Fig. 49 is the nave roof of Stoke-by-Nayland Church, in Suffolk, another cambered-beam roof, but here arch-braced to wall-posts resting on stone corbels instead of the capitals of columns. The low rafter-pitch of this roof, and also the jointing of the arch-braces, can be clearly seen in the illustration. The roof has been considerably restored, and some of the tie-beams replaced, with the original mouldings omitted.
Fig. 50 is the aisle roof of Wetherden Church, a lowpitch with a slight lean-to. The cambered - beams are enriched with carving of square rosettes and bosses, with heraldic shields covering the intersections of the tie-beams with the purlins. Only the alternate beams are arch-braced to the wall-posts; those between are merely tenoned into the carved wall-plate. The winged angels applied at the foot of each of the wall-posts are finely executed.
Fig. 60. Tawstock, N. Devon. - The Roof of the Chapel. 40 ft. long by 15 ft. 9 ins. wide.
Fig. 61. Hitcham, Suffolk. - The Roof of the Chancel.
Fig. 51 is another lean-to roof from the aisle of Monks Eleigh Church. Here the beams are square sectioned, without camber, and rest on the wall-plates, which, in turn, are supported on plain stone corbels, and the last two main beams are braced to the wall-posts, the spandrels filled with early fifteenth-century pierced and carved tracery.
Fig. 62. Crosby Hall. - Erected 1470, and re-erected in Chelsea, London, S.W., 1908. - Walter H. Godfrey, Architect.
Fig. 52 is the S. aisle roof of Rougham Church, with each beam arch-braced on the S. wall, but, on the nave side with braces only to each alternate beam, carried down to posts and corbels at the junction of each arch of the aisle.
Fig. 53, the aisle of Tawstock, N. Devon, shows the fifteenth-century western type of panelled roof.
Fig. 54 is the roof of the N. aisle of St. Osyth Church in Essex. Here both the beams and rafters are moulded, and the former elaborately carved. Each alternate beam is arch-braced to the wall-posts, these only having heavy carved pendentives at the intersections.

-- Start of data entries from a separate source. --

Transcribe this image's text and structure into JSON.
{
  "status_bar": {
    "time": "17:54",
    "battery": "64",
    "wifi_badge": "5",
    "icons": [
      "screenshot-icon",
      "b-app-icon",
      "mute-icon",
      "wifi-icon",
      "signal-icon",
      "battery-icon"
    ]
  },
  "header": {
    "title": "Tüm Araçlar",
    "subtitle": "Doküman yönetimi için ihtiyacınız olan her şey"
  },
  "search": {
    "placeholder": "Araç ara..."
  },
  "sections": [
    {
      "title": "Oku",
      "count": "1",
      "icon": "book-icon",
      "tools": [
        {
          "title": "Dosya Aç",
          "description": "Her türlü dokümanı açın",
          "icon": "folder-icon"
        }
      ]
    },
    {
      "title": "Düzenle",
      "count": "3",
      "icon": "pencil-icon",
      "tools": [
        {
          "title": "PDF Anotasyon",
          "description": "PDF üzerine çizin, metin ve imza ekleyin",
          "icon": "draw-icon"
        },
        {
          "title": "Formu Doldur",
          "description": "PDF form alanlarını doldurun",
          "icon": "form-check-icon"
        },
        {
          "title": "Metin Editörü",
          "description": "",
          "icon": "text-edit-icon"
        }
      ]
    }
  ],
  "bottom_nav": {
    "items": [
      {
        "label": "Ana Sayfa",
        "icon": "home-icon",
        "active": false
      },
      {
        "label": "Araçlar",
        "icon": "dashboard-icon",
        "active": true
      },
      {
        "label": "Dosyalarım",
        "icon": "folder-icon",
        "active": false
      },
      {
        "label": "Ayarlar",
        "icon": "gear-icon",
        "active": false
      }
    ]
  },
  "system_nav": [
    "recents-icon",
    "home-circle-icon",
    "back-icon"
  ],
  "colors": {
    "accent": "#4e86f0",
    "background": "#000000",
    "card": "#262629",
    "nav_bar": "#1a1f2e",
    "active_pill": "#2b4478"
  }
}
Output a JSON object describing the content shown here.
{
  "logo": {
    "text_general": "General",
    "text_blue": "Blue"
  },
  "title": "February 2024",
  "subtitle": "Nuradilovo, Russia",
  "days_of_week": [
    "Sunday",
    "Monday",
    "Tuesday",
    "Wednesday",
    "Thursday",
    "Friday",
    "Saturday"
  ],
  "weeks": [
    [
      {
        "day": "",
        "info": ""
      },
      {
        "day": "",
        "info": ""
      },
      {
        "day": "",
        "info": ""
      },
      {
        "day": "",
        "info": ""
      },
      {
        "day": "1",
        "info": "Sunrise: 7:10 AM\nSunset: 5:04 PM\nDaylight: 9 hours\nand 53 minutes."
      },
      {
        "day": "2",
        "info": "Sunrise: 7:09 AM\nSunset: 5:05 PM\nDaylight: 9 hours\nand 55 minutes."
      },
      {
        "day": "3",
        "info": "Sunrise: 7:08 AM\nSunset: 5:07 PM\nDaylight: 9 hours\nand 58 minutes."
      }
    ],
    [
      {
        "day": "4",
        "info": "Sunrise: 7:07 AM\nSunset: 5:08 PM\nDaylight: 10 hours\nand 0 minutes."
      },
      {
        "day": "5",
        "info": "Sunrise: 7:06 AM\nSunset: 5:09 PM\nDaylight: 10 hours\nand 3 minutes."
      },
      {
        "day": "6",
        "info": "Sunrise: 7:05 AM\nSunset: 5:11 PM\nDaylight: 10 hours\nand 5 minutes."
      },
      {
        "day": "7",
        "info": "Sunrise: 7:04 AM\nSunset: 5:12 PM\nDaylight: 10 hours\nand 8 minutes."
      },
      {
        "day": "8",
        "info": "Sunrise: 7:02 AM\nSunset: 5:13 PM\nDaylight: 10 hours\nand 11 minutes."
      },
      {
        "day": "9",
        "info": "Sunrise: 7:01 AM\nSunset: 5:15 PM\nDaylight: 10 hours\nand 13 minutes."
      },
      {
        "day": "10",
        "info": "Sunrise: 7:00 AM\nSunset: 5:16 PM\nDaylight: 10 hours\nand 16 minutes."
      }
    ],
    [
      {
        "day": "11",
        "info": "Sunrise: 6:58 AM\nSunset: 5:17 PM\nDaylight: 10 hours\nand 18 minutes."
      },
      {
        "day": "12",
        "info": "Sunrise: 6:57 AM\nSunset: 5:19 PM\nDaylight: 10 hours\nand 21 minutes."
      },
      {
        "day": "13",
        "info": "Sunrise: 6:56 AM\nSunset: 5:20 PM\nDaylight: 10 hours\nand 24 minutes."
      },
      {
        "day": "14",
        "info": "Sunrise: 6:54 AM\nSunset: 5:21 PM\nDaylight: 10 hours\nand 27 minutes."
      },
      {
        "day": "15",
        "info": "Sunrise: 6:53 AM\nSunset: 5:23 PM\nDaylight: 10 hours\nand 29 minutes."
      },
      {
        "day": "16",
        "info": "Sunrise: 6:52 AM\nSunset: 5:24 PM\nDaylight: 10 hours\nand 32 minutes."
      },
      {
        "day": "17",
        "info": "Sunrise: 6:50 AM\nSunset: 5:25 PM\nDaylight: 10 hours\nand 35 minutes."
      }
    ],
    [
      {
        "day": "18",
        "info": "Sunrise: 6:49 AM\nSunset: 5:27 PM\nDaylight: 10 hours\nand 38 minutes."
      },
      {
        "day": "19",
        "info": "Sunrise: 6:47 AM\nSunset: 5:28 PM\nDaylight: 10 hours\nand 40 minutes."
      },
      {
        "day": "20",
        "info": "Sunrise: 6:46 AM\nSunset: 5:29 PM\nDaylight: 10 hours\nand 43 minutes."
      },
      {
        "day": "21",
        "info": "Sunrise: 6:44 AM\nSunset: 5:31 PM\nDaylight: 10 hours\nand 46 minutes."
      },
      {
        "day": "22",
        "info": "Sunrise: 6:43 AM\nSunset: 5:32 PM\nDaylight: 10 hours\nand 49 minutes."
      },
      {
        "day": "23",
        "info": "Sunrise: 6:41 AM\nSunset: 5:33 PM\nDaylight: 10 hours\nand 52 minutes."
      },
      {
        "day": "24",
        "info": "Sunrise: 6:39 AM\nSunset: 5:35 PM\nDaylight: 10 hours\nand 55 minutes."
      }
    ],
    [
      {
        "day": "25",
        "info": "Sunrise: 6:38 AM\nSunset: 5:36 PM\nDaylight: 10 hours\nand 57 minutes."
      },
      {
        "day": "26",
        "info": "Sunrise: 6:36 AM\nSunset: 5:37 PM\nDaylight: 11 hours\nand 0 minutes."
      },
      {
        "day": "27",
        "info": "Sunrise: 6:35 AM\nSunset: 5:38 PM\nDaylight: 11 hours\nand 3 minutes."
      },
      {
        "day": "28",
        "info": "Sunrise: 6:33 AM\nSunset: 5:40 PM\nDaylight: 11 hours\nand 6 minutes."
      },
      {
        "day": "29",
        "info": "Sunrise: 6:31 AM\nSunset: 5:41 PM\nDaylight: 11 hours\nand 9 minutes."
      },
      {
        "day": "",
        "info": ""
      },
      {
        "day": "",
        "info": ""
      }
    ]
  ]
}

Fig. 55 is the N. aisle roof of Lavenham Church, in Suffolk, a richer example, with alternate beams, only, arch-braced to the wall-posts. The foot of each wall-post is carved with the figure of a Saint, standing on the stone corbel. The famous pew of the Spring family, seen in the distance at the side of the chapel screen, will be illustrated to a larger scale in a later chapter.